you’re angry.  me too

attention! the fruit is rotting

let’s save what we can


One of the best overviews of Occupy Wall Street is “The New Populists” in this month’s American Prospect.  Participant-observer Christopher Ketcham illuminates the fascinating dynamics of the movement with a depth and detail missing from most accounts, from the earliest discussions, to the intricate network of solidarity built on hard work and endless discussion, to the “blitzkrieg” – and markedly violent – police eviction on November 15, followed by a massive protest.

He notes the parallel with the populist movement of the 1890s – even citing a populist song on “the ninety and nine” who live in hunger and cold “that the one may live in luxury” – and America’s history of occupiers: Rosa Parks, lunch counter sit-ins, Martin Luther King’s Resurrection City, sit-down strikes in Flint, Coxey’s Army and the Bonus Marchers.  “The idea of occupation has outlasted Zucotti Park,” he writes.

Homes, schools, clinics 

We’ve covered the local movement to “occupy foreclosures”  — its roots in Boston and Florida go back years, and its opportunities are expanding everyday.  Another arena for occupiers is the fight to defend public schools.

At a recent teach-in by CTU and community allies, several angry parents spoke about the need to “occupy our schools.”  The Nation reports on occupy tactics being deployed to oppose the encroachment of charter schools in New York City and New Jersey as well as CPS chief Jean-Claud Brizard’s previous domain of Rochester — and his new one of Chicago.

The fight over school policy presents all the issues of the Occupy movement – the post-hoc, pro-forma charade of public input by CPS , presided over by a rubber-stamp Board of Education, makes a mockery of democracy.  Politically connected groups like UNO and AUSL have the inside track.  The wealthy elite – Penny Pritzker and the “billionaire boys club” — has overwhelming influence, even as corporate interests undermine school funding by evading taxes and sucking up TIF subsidies.

(Here’s an insight:  citizens pay taxes that keep government running; corporations prefer to pay politicians directly so they can decide how it’s going to be run.)

The Mental Health Movement hasn’t backed off its demand to keep clinics open.  Joined by Occupy Rogers Park, they mike-checked Alderman Joe Moore last month (Rogers Park’s clinic is one of six slated for closing), and they confronted Health Commissioner Bechara Couchair in Bronzeville.  They’re not going to give up.

If there were anyone in the City Council with a backbone, they’d move to restore the paltry $3 million being saved by the closings.  They might take another look at the $15 million TIF subsidy CME has yet to claim, particularly in light of the massive state tax break they just grabbed.  The city’s share would cover a year of operation for those clinics.

Kelly on NATO

Then there’s the NATO/G8 summit in May.  Writing from Occupied Afghanistan, Chicagoan Kathy Kelly marks the human costs of NATO policies there – including six children recently killed in Kandahar when a NATO plane “mistook them for insurgents.”

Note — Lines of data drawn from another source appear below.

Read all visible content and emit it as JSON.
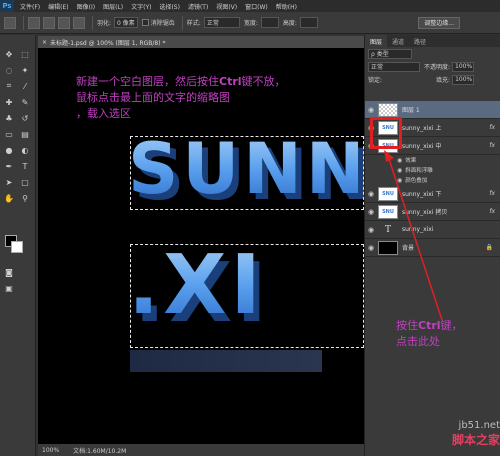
{
  "app": {
    "logo": "Ps"
  },
  "menu": [
    "文件(F)",
    "编辑(E)",
    "图像(I)",
    "图层(L)",
    "文字(Y)",
    "选择(S)",
    "滤镜(T)",
    "视图(V)",
    "窗口(W)",
    "帮助(H)"
  ],
  "options": {
    "feather_label": "羽化:",
    "feather_value": "0 像素",
    "antialias_label": "消除锯齿",
    "style_label": "样式:",
    "style_value": "正常",
    "width_label": "宽度:",
    "height_label": "高度:",
    "refine_button": "调整边缘..."
  },
  "document": {
    "tab_title": "未标题-1.psd @ 100% (图层 1, RGB/8) *",
    "zoom": "100%",
    "doc_size": "文档:1.60M/10.2M",
    "annotation_line1_pre": "新建一个空白图层，然后按住",
    "annotation_line1_key": "Ctrl",
    "annotation_line1_post": "键不放，",
    "annotation_line2": "鼠标点击最上面的文字的缩略图",
    "annotation_line3": "，载入选区",
    "big_text_1": "SUNN",
    "big_text_2": ".XI"
  },
  "panel": {
    "tabs": [
      "图层",
      "通道",
      "路径"
    ],
    "filter_label": "ρ 类型",
    "blend_mode": "正常",
    "opacity_label": "不透明度:",
    "opacity_value": "100%",
    "lock_label": "锁定:",
    "fill_label": "填充:",
    "fill_value": "100%",
    "layers": [
      {
        "name": "图层 1",
        "thumb": "checker",
        "selected": true,
        "fx": false
      },
      {
        "name": "sunny_xixi 上",
        "thumb": "text",
        "selected": false,
        "fx": true
      },
      {
        "name": "sunny_xixi 中",
        "thumb": "text",
        "selected": false,
        "fx": true
      },
      {
        "name": "sunny_xixi 下",
        "thumb": "text",
        "selected": false,
        "fx": true
      },
      {
        "name": "sunny_xixi 拷贝",
        "thumb": "text",
        "selected": false,
        "fx": true
      },
      {
        "name": "sunny_xixi",
        "thumb": "T",
        "selected": false,
        "fx": false
      },
      {
        "name": "背景",
        "thumb": "black",
        "selected": false,
        "fx": false
      }
    ],
    "sub_effects": [
      "效果",
      "斜面和浮雕",
      "颜色叠加"
    ]
  },
  "callout": {
    "line1_pre": "按住",
    "line1_key": "Ctrl",
    "line1_post": "键，",
    "line2": "点击此处"
  },
  "watermark": {
    "url": "jb51.net",
    "name": "脚本之家"
  },
  "colors": {
    "annotation": "#c040c0",
    "highlight": "#e02020"
  }
}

One activist with Afghan Youth Peace Volunteers tells her, “International forces have made people feel less secure….People here are suffering because of destruction caused by outsiders.”

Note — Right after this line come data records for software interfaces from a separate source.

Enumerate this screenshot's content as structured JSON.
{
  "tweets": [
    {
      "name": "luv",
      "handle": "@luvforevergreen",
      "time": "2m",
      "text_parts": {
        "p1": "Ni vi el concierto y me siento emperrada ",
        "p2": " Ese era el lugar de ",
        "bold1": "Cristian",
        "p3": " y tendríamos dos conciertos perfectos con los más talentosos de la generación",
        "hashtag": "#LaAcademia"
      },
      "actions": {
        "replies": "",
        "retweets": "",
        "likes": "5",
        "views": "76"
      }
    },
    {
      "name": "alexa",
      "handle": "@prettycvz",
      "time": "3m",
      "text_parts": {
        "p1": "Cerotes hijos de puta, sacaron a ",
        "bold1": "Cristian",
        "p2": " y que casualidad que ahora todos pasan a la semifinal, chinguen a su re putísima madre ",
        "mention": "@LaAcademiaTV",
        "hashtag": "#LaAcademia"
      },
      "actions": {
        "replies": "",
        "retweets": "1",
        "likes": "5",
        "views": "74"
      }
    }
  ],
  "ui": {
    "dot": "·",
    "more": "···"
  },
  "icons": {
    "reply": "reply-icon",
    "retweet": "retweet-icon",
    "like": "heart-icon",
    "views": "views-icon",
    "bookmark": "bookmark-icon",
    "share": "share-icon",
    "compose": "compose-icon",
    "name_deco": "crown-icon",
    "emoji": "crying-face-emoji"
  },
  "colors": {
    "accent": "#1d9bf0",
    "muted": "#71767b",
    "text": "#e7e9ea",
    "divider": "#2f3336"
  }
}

Meanwhile, she notes, NATO Secretary General Anders Rasmussen has opined that Chicago “shares values that underpin NATO.”

Kelly counters: “Activists on the ground, envisioning a different kind of Chicago, and bracing themselves for the crushing, militarized police response that in recent years has consistently met protesters at these events, can only hope that this is not the case.”

“I’m looking forward to people from Occupy Everywhere coming to Chicago,” she writes.

“Many friends in Chicago are getting ready to meet the concerted state apparatus, so determined to run smoothly in its blind mechanical course, with simple human power. It’s going to involve tremendous work, but this is what life means everywhere now.

“The City of Big Shoulders earned its name before the period of modern U.S. empire, the decades of artificial prosperity secured from above and fueled from abroad, which this upcoming summit will attempt to manage in its decline.

“I think that underneath the hype, underneath the intoxicating flow of wealth seized from abroad, the plastic, mechanized, isolated comforts of the boom, Chicago well understands the real meaning of strength and determination.

“We’ll need to remember a force more powerful than violence in the time that’s coming, a strength that doesn’t turn us against our neighbors and isn’t handed down by the powerful, a courage that I see in the faces of the youth here in Kabul, confidently advertising it as its own reward.”

Mental health groups oppose cuts, privatization Thu, 04 Aug 2011 19:14:55 +0000 Mental health activists concerned about potential service cuts and privatization will hold a town hall meeting Friday with Chicago Health Commissioner Bechara Choucair.

Mental health providers and consumers will join Choucair on a panel, Friday, August 5, 5:30 p.m., in the Joyce Auditorium of Mercy Hospital, 2525 S. Michigan, 2nd floor.

The groups are demanding to be included in a task force on city-county collaboration formed by Mayor Emanuel and County President Preckwinkle.

Discussion of merging city and county health services in June report from the task force included “language that seems to be a coded way of saying we need to look at privatization,” said Matt Ginsberg-Jaeckle of Southside Together Organizing for Power.  Along with the Community Mental Health Board of Chicago and AFSCME Council 31, STOP is sponsoring the town hall.

“We don’t think a merger is the answer,” said Ginsberg-Jaeckle, arguing it could lead to service reductions and pave the way to privatization.

With privatization, “there would be no accountability, no one to complain to, no guarantee that the same services would be provided,” he said.

When North Carolina privatized community-based mental health services, “it was a disaster,” he said.  “The lines exploded, the number of mental health patients who were incarcerated went way up, and there were big cost overruns.”

They’re also concerned that the city’s 2012 budget will include service cuts.  “The total money spent on mental health clinics is miniscule, it’s  .03 percent of the city budget,” said Ginsberg-Jaeckle.  The city currently spends $6 million on mental health clinics; advocates estimate it would take $15 million to have a fully-funded operation.

The city and county won’t end up saving money if the cuts mean that more people end up in emergency rooms, in jails, or in morgues, Ginsberg-Jaeckle said.  (See the Mental Health Movement’s letter to Emanuel.)

When former Mayor Daley proposed closing four South Side mental health clinics two years ago, STOP members sat in at his office and forced him to reverse the plan.